Melbourne , 24 January 2011 | AAP
Alexandr Dolgopolov has been a fixture on the world tennis tour since the tender age of three.
But it was not today, when the 22-year-old Ukrainian dumped No.4 seed Robin Soderling out in the fourth round of Australian Open 2011, that he truly arrived.
Dolgopolov’s reward for the 1-6 6-3 6-1 4-6 6-2 triumph over the two-time French Open runner-up from Sweden was a quarter-final date with No.5 seed Andy Murray, who pummelled Austrian No.11 seed Jurgen Melzer 6-3 6-1 6-1.
Dolgopolov is the son of former touring pro and coach Oleksandar Dolgopolov, whose best known charge was former world No.4 Andrei Medvedev.
As a result, the younger Dolgopolov spent many of his junior years on the road.
“I met pretty much all of the players,” said Dolgopolov.
“When there’s a kid on tour, all the players try to play with him.
“I had a nice time.”
He was also coached by his father until their professional relationship soured a couple of years ago, prompting the youngster to hook up with little-known South Australian coach Jack Reader.
The partnership has paid dividends with Dolgopolov arriving in Australia in early December to prepare for his first tilt at the Open.
“He’s done a lot for my mental and physical preparation,” said Dolgopolov.
“I was playing really well, but he just gave me the right way to play, got my game together.”
His unorthodox style certainly proved too much for Soderling, who has reached the last two French Open finals and had been riding an eight-match unbeaten streak in 2011, during which time he had not dropped a single set.

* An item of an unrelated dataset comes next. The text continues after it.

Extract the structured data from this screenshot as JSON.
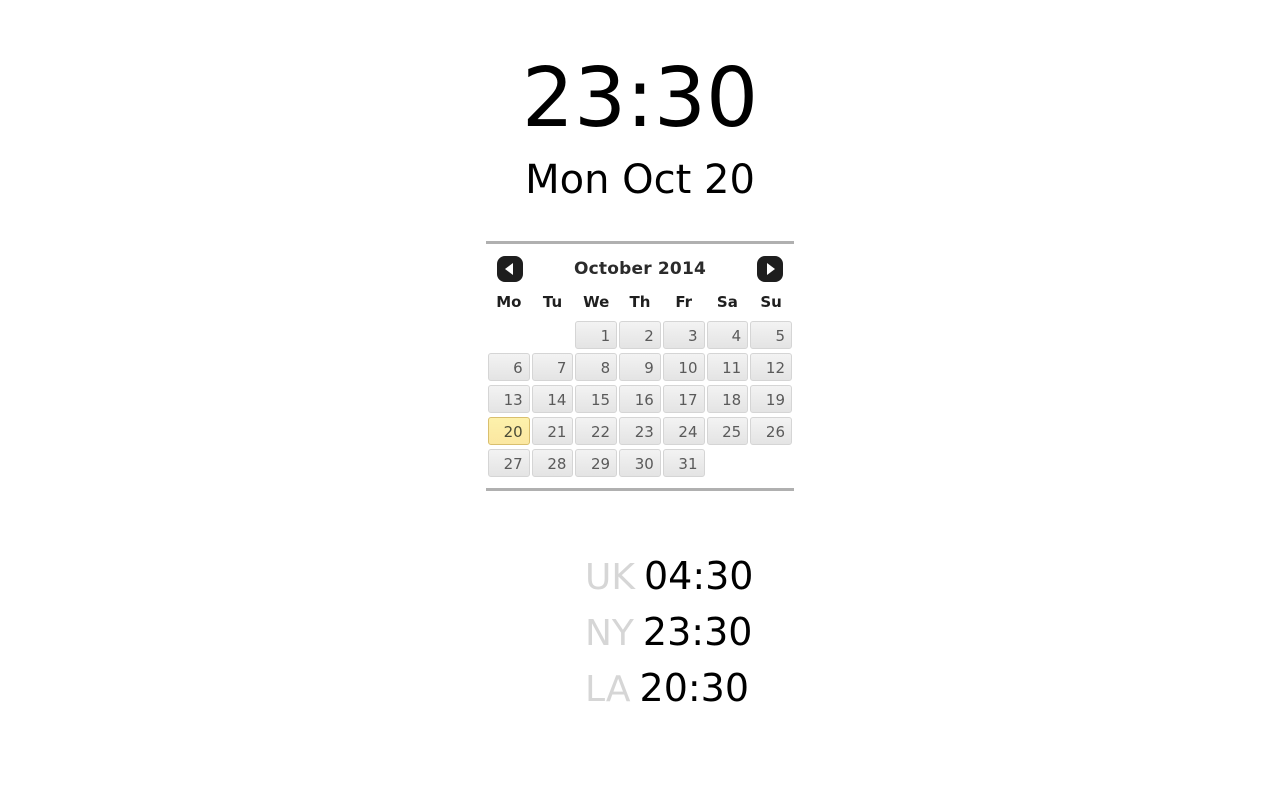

“Soderling was playing well and I was just trying to stay in there,” said Dolgopolov.
“I was doing good on the return, so that helped me win the match.
” … I can’t say he played bad or something else.
“I was just trying to play my game.”
Soderling – who sought medical treatment for blisters on his foot in the third set – could not explain why he historically struggled at the Australian Open, having failed to get past the second round in five previous attempts before Monday’s fourth-round exit.
But Murray is almost certain to provide a much tougher challenge for Dolgopolov in the quarter, having dropped just 22 games in his first four matches.
“I feel good, but the matches are definitely going to get tougher,” said Murray.
“I’m not expecting to go through the tournament-winning matches like that, with that score line.
“I’m ready for that mentally when it does get tough.”
Legendary Scottish comedian Billy Connolly was a special guest in Murray’s box during the match, a favour to be returned at Connolly’s sellout show at the Arts Centre on Monday night.
Also through to the last eight was Spanish seventh seed David Ferrer, who came from a set down to beat rising Canadian star Milos Raonic 4-6 6-2 6-3 6-4.
Raonic began where he left off in his third-round victory over 10th seeded Russian Mikhail Youzhny, but could not sustain the effort for more than one set.
Ferrer advanced to a likely quarter-final against countryman and world No.1 Rafael Nadal.